_Requirement_: Compute how many lines in the entries below include the string "multiple". Only the number is wanted.

_Dataset excerpts_:

-- Opening Marker --

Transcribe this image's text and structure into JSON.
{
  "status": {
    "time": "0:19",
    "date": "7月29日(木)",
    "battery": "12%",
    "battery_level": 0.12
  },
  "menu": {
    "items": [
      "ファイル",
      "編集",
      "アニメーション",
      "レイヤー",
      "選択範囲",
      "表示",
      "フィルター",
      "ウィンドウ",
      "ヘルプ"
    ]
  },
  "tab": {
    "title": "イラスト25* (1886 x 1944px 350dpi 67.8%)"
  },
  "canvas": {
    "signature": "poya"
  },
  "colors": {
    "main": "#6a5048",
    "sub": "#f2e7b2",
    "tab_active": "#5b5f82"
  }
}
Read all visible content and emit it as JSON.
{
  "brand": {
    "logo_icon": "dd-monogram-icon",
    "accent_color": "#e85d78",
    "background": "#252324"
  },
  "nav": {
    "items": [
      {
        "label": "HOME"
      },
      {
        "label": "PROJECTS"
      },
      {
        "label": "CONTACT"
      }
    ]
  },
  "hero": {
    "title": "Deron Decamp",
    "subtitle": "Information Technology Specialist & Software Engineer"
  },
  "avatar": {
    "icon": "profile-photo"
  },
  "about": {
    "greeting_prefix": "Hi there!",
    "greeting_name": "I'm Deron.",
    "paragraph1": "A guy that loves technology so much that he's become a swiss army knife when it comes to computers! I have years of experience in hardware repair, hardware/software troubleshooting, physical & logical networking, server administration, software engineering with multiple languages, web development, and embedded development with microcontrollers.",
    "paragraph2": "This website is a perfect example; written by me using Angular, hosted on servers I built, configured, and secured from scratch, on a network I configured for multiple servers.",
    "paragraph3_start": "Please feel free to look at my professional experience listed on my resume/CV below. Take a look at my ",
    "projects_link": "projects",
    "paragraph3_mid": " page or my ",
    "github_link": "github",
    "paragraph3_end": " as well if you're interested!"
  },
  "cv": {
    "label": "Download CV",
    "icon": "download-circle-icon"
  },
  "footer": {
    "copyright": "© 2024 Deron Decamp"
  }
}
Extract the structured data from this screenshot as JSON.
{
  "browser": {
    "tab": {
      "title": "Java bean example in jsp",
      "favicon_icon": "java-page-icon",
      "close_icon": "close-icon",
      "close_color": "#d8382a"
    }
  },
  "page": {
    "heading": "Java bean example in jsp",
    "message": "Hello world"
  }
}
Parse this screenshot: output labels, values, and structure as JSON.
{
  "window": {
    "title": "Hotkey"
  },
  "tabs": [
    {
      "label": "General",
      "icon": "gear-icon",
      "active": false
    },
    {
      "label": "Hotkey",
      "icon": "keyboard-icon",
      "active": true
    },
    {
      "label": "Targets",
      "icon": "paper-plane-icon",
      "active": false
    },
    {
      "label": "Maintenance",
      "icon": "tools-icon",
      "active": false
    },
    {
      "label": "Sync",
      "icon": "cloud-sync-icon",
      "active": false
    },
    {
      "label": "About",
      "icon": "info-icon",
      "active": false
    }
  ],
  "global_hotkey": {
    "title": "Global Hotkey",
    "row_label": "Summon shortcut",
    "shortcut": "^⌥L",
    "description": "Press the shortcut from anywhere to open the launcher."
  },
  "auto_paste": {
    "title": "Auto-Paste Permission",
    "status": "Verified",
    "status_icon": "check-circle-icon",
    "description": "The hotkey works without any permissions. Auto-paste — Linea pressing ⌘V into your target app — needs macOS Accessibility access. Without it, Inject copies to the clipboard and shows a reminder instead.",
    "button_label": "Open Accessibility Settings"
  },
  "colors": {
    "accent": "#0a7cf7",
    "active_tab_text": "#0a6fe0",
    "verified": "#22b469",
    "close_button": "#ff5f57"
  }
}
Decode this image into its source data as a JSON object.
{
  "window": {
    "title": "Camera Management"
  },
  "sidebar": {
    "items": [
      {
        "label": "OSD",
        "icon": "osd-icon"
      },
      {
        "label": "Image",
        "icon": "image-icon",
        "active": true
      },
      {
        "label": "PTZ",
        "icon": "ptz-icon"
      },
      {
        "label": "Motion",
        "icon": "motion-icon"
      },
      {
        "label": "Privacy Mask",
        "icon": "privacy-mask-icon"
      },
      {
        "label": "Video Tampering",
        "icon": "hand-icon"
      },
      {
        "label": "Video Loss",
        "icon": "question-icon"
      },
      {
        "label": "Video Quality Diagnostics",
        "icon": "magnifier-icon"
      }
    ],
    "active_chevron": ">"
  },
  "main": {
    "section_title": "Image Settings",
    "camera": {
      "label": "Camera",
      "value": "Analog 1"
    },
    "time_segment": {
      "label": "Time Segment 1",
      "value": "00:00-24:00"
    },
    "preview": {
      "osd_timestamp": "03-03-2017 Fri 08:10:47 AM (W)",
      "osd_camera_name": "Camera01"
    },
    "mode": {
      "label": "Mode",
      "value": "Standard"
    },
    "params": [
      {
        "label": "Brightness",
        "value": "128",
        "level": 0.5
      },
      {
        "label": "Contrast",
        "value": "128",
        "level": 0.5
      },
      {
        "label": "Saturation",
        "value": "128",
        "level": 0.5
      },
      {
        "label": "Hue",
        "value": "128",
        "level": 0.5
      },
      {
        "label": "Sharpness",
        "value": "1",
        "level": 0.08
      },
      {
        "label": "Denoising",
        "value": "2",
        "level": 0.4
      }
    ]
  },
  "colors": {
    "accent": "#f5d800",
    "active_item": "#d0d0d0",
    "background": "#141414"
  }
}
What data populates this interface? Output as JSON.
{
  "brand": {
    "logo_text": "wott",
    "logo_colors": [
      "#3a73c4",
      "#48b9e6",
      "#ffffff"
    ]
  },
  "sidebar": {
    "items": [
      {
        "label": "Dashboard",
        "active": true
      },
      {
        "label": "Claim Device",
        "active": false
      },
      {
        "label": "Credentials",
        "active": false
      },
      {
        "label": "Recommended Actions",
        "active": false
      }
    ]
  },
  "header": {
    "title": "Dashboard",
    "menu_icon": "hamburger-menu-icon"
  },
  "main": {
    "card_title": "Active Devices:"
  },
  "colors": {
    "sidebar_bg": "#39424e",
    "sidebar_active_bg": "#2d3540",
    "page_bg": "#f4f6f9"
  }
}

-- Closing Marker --

_Task solution_: 2